“The State of Texas will not tolerate the inhumane practice of human trafficking,” said Governor Abbott. “Texas’ Child Sex Trafficking Team has implemented a number of statewide initiatives to help bring an end to the horrendous practice of child sexual exploitation, but we still have much work to do. I want to thank our state’s law enforcement officers, faith communities, businesses, foundations, and advocates who have partnered with our efforts to address this growing problem, and I especially want to express my gratitude for the incredible survivors who are sharing their voices to help others; their resilience is a testament to the Texas spirit and a constant inspiration to us all.”

The Child Sex Trafficking Team (CSTT) was formed during the 84th Legislature with the of passing HB 10 and HB 1446. The Legislature also appropriated $5.67 million to support CSTT’s work, the majority of which will be used to fund victim services.

In fiscal year 2017, CSTT began building regional models of survivor care, starting in Houston and North Texas. These are the two largest urban areas with the most trafficking activity and coordinated community responses to child sex trafficking, according to the State of Texas website.

CSTT mission is:

  • Protect children by building their awareness of and resilience to child exploitation and curbing demand for child sex trafficking.
  • Recognize child sex trafficking in all its forms by raising public awareness.
  • Recover survivors through concerted system efforts.
  • Restore survivors through immediate and long-term services and supports they need to recover.
  • Bring justice for survivors by holding traffickers, buyers, and those who profit from trafficking accountable.

One group is working to end human trafficking in Texas, Elijah’s Rising.
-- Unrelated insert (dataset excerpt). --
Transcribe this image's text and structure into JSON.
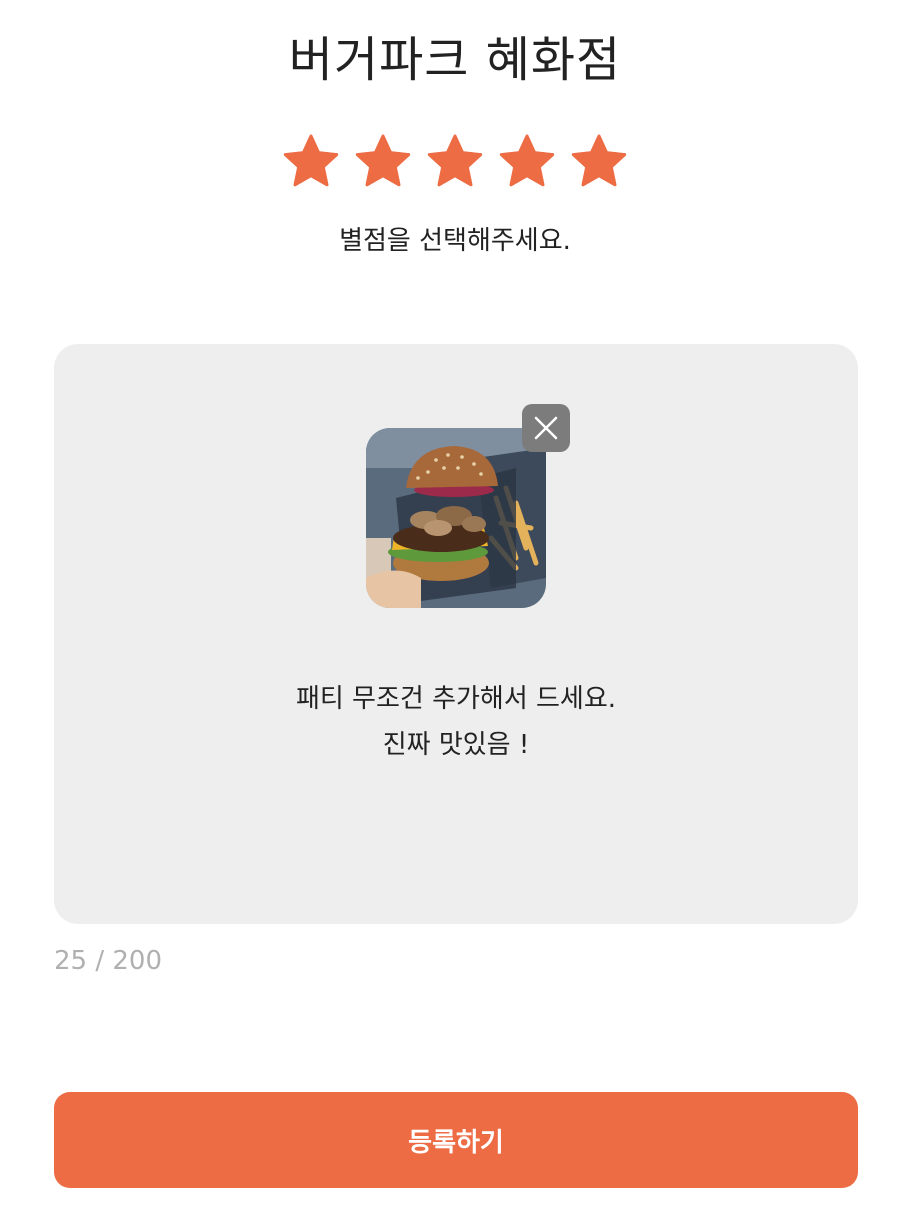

Headquartered in Houston in a building that once housed an Asian brothel called Angela Day Spa, the group offers prayers, raise awareness, intervention and aftercare for those enslaved in human trafficking or sexual exploration.

Using van tours and the Museum of Modern-Day Slavery, a 1,000 square foot exhibit that combines information and artifacts to tell the story of sex trafficking, the organization brings awareness of the situation to others.

It was through meeting people involved with Elijah’s Rising, Laura Aranda, of Bridge City, became aware of human trafficking along Interstate 10.

“It’s really incredible and I am thankful he is bringing attention to this and taking it seriously,” Aranda said about the proclamation.

“People are skeptic that it is not happening in their neighborhoods, but it does,” Aranda said.

Aranda also holds workshops to help residents know the signs of human trafficking and has a panel for a question and answer session.

“If you see something, say something,” Aranda said. “Sometimes people don’t know what they are seeing, so this proclamation is a good thing to bring awareness.”

In the proclamation issued by Abbott on Friday, the governor thanked state’s service providers, law enforcement officers, and prosecutors for their dedication to combating this terrible crime. He also applauds the faith communities, businesses, foundations and other advocates who are stepping up to make a difference.

‘I especially want to express my gratitude for the incredible survivors who are sharing their voices and their stories to help others; their grit and resilience is a testament to the Texas spirit and a constant inspiration to us all,’ the proclamation reads. ‘At this time, I encourage all Texans to learn more about the risks and indicators of human trafficking and to do their part in helping end this atrocity. The reality of this evil enterprise can become overwhelming; however, if the past year has taught us anything, it is the fact that Texans will not be overcome in the face of adversity. Together, we can protect the vulnerable, help victims find healing and bring offenders to justice.’